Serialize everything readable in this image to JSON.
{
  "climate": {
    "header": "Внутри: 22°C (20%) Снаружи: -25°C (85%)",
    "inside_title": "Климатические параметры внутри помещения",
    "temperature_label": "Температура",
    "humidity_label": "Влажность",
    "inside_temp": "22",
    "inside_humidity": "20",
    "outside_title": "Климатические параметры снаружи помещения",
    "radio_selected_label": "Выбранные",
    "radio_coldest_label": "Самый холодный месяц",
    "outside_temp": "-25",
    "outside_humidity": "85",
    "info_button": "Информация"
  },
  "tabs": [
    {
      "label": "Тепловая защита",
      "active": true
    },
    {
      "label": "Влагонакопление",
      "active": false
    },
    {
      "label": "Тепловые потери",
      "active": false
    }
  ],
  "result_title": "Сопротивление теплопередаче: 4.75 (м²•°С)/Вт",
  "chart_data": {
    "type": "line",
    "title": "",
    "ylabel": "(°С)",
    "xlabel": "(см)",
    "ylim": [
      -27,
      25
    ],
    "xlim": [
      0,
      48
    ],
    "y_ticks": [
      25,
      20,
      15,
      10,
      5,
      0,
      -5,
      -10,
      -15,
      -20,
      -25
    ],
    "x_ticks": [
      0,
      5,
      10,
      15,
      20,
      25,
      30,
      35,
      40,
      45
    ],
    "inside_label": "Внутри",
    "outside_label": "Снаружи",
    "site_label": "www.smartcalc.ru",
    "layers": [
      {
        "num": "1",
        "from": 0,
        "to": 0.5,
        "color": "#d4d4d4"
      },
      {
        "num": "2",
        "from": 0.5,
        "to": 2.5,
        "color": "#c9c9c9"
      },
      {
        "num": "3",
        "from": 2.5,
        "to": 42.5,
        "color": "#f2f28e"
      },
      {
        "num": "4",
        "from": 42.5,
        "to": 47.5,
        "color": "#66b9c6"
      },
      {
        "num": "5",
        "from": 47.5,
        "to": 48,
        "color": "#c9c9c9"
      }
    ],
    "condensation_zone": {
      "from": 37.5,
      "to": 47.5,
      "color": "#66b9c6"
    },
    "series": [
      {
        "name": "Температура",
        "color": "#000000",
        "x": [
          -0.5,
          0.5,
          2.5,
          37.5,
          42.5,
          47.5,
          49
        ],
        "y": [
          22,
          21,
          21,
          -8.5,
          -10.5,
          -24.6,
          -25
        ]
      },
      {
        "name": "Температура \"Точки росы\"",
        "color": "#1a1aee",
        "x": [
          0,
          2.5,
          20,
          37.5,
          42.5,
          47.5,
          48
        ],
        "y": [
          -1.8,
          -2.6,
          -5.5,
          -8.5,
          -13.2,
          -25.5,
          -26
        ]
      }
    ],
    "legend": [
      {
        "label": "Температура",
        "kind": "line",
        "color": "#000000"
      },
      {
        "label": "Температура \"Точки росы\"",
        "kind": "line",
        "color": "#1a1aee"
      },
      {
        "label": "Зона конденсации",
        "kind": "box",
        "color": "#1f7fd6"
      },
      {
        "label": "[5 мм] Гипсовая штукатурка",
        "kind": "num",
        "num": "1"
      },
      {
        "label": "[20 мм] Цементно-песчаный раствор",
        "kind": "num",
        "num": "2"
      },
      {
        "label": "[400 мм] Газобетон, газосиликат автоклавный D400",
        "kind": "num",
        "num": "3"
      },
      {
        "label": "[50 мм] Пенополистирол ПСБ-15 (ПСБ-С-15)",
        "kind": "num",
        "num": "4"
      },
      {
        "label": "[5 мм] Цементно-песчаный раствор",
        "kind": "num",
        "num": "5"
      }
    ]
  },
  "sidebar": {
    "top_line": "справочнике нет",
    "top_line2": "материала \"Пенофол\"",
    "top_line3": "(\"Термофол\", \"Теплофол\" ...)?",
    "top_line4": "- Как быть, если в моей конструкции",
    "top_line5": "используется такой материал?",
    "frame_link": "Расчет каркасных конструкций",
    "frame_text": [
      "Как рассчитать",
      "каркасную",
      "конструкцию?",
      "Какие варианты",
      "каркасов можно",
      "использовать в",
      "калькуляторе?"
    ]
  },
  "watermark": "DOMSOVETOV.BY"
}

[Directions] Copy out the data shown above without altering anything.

[Task response]
Serialize everything readable in this image to JSON.
{
  "climate": {
    "header": "Внутри: 22°C (20%) Снаружи: -25°C (85%)",
    "inside_title": "Климатические параметры внутри помещения",
    "temperature_label": "Температура",
    "humidity_label": "Влажность",
    "inside_temp": "22",
    "inside_humidity": "20",
    "outside_title": "Климатические параметры снаружи помещения",
    "radio_selected_label": "Выбранные",
    "radio_coldest_label": "Самый холодный месяц",
    "outside_temp": "-25",
    "outside_humidity": "85",
    "info_button": "Информация"
  },
  "tabs": [
    {
      "label": "Тепловая защита",
      "active": true
    },
    {
      "label": "Влагонакопление",
      "active": false
    },
    {
      "label": "Тепловые потери",
      "active": false
    }
  ],
  "result_title": "Сопротивление теплопередаче: 4.75 (м²•°С)/Вт",
  "chart_data": {
    "type": "line",
    "title": "",
    "ylabel": "(°С)",
    "xlabel": "(см)",
    "ylim": [
      -27,
      25
    ],
    "xlim": [
      0,
      48
    ],
    "y_ticks": [
      25,
      20,
      15,
      10,
      5,
      0,
      -5,
      -10,
      -15,
      -20,
      -25
    ],
    "x_ticks": [
      0,
      5,
      10,
      15,
      20,
      25,
      30,
      35,
      40,
      45
    ],
    "inside_label": "Внутри",
    "outside_label": "Снаружи",
    "site_label": "www.smartcalc.ru",
    "layers": [
      {
        "num": "1",
        "from": 0,
        "to": 0.5,
        "color": "#d4d4d4"
      },
      {
        "num": "2",
        "from": 0.5,
        "to": 2.5,
        "color": "#c9c9c9"
      },
      {
        "num": "3",
        "from": 2.5,
        "to": 42.5,
        "color": "#f2f28e"
      },
      {
        "num": "4",
        "from": 42.5,
        "to": 47.5,
        "color": "#66b9c6"
      },
      {
        "num": "5",
        "from": 47.5,
        "to": 48,
        "color": "#c9c9c9"
      }
    ],
    "condensation_zone": {
      "from": 37.5,
      "to": 47.5,
      "color": "#66b9c6"
    },
    "series": [
      {
        "name": "Температура",
        "color": "#000000",
        "x": [
          -0.5,
          0.5,
          2.5,
          37.5,
          42.5,
          47.5,
          49
        ],
        "y": [
          22,
          21,
          21,
          -8.5,
          -10.5,
          -24.6,
          -25
        ]
      },
      {
        "name": "Температура \"Точки росы\"",
        "color": "#1a1aee",
        "x": [
          0,
          2.5,
          20,
          37.5,
          42.5,
          47.5,
          48
        ],
        "y": [
          -1.8,
          -2.6,
          -5.5,
          -8.5,
          -13.2,
          -25.5,
          -26
        ]
      }
    ],
    "legend": [
      {
        "label": "Температура",
        "kind": "line",
        "color": "#000000"
      },
      {
        "label": "Температура \"Точки росы\"",
        "kind": "line",
        "color": "#1a1aee"
      },
      {
        "label": "Зона конденсации",
        "kind": "box",
        "color": "#1f7fd6"
      },
      {
        "label": "[5 мм] Гипсовая штукатурка",
        "kind": "num",
        "num": "1"
      },
      {
        "label": "[20 мм] Цементно-песчаный раствор",
        "kind": "num",
        "num": "2"
      },
      {
        "label": "[400 мм] Газобетон, газосиликат автоклавный D400",
        "kind": "num",
        "num": "3"
      },
      {
        "label": "[50 мм] Пенополистирол ПСБ-15 (ПСБ-С-15)",
        "kind": "num",
        "num": "4"
      },
      {
        "label": "[5 мм] Цементно-песчаный раствор",
        "kind": "num",
        "num": "5"
      }
    ]
  },
  "sidebar": {
    "top_line": "справочнике нет",
    "top_line2": "материала \"Пенофол\"",
    "top_line3": "(\"Термофол\", \"Теплофол\" ...)?",
    "top_line4": "- Как быть, если в моей конструкции",
    "top_line5": "используется такой материал?",
    "frame_link": "Расчет каркасных конструкций",
    "frame_text": [
      "Как рассчитать",
      "каркасную",
      "конструкцию?",
      "Какие варианты",
      "каркасов можно",
      "использовать в",
      "калькуляторе?"
    ]
  },
  "watermark": "DOMSOVETOV.BY"
}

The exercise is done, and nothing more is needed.